Last December, police raided the four-bedroom house and found it crammed with 1,200 cannabis plants. But while the plants were removed, the house was left full of rubbish, including hundreds of plant pots. Home-made ventilation pipes are seen running through the walls.
The photographs show the devastation caused by the cannabis farmers. Plaster has fallen off the ceiling and wallpaper has peeled off the walls, presumably because of the high humidity.
Doors have been taken off their hinges, wires hang from the ceiling and cardboard has been used to cover up the windows to try and hide the criminals' 'grow lights'.
While some rooms look relatively normal, others are filled with rubble, as is the small back yard.
Agents House Simple say that the property 'needs full cleaning' but have priced it at £50,000 - a similar price to other houses nearby. They suggest it would make a 'brilliant' buy-to-let.
"The cost of cleaning up a cannabis farm can be as big a financial headache as it is a practical one – not to mention the stress of loss of income during periods of repair. It is therefore imperative that landlords do the right background checks and reference their new tenants thoroughly," says Nick Breton, head of insurance firm Direct Line for Business.

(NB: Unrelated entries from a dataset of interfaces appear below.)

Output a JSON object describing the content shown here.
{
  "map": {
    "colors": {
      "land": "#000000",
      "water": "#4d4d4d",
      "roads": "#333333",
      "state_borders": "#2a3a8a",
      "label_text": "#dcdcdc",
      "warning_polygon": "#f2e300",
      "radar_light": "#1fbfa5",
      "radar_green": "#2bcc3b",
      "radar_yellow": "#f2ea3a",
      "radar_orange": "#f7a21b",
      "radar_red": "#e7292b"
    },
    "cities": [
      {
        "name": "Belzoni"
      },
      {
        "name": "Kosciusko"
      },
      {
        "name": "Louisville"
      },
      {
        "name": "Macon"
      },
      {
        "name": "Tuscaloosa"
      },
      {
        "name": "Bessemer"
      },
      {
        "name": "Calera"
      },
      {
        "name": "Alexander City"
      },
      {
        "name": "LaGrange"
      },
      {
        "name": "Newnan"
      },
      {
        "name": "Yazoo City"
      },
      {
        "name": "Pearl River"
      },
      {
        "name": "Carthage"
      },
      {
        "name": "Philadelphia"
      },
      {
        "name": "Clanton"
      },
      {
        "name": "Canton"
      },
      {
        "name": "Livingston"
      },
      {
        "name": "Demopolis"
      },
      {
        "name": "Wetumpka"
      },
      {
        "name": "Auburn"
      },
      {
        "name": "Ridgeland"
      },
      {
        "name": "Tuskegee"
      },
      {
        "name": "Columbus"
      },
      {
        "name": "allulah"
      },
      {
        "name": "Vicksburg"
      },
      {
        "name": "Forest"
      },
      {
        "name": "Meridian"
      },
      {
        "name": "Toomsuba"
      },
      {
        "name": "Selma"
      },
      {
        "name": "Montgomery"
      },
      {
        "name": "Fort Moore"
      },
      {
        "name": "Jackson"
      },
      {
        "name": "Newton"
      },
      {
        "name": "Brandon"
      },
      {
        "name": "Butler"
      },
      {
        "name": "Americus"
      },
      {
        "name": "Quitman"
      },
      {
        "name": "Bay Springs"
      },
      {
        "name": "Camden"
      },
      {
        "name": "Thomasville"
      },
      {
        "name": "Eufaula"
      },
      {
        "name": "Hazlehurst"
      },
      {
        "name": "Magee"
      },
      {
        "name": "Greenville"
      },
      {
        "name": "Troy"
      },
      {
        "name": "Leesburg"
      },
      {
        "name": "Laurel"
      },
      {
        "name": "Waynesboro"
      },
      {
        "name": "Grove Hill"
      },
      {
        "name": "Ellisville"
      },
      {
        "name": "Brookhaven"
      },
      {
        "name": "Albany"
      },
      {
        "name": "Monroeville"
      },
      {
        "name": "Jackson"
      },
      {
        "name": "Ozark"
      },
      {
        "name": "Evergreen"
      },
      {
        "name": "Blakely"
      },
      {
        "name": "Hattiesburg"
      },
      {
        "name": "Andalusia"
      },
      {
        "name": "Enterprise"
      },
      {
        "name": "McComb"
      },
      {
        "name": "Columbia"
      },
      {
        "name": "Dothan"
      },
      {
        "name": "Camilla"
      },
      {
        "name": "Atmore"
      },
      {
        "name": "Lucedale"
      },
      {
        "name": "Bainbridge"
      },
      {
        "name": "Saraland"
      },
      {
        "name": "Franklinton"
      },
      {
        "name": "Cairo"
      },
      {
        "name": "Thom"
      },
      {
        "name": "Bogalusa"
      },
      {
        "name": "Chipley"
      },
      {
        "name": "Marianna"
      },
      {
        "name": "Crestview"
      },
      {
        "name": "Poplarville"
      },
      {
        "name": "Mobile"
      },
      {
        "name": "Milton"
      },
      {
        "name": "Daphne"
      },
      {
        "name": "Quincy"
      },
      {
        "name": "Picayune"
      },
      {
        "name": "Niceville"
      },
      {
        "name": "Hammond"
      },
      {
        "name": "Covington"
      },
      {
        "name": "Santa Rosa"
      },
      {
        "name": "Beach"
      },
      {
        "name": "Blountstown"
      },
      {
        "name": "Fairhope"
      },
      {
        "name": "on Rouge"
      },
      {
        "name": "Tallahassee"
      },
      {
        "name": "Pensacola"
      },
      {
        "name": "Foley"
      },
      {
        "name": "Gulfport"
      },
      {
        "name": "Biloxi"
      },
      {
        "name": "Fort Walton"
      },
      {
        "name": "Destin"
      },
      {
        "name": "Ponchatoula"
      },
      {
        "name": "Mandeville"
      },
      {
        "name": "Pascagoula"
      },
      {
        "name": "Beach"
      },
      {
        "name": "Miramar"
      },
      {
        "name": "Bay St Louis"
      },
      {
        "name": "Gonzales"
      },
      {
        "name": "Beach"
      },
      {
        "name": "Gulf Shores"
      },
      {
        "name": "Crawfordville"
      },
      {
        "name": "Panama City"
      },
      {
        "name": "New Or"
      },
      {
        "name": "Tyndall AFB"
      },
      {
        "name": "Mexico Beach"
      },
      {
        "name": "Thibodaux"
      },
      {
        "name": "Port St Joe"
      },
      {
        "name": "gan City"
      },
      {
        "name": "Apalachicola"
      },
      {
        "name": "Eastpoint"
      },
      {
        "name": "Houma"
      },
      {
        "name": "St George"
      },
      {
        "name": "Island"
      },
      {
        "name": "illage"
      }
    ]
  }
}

"Don't be tempted to accept cash offers of rent months in advance either, as this may be a sign that the applicant is intending to use the property for criminal activity."
Last summer, an analysis by Direct Line for Business revealed that police were seizing a whopping 1,000 cannabis plants a day. While the West Midlands had the most seizures, Yorkshire and the Humber had more than 32,000 plants seized. West Yorkshire Police have made several busts in the last few weeks alone.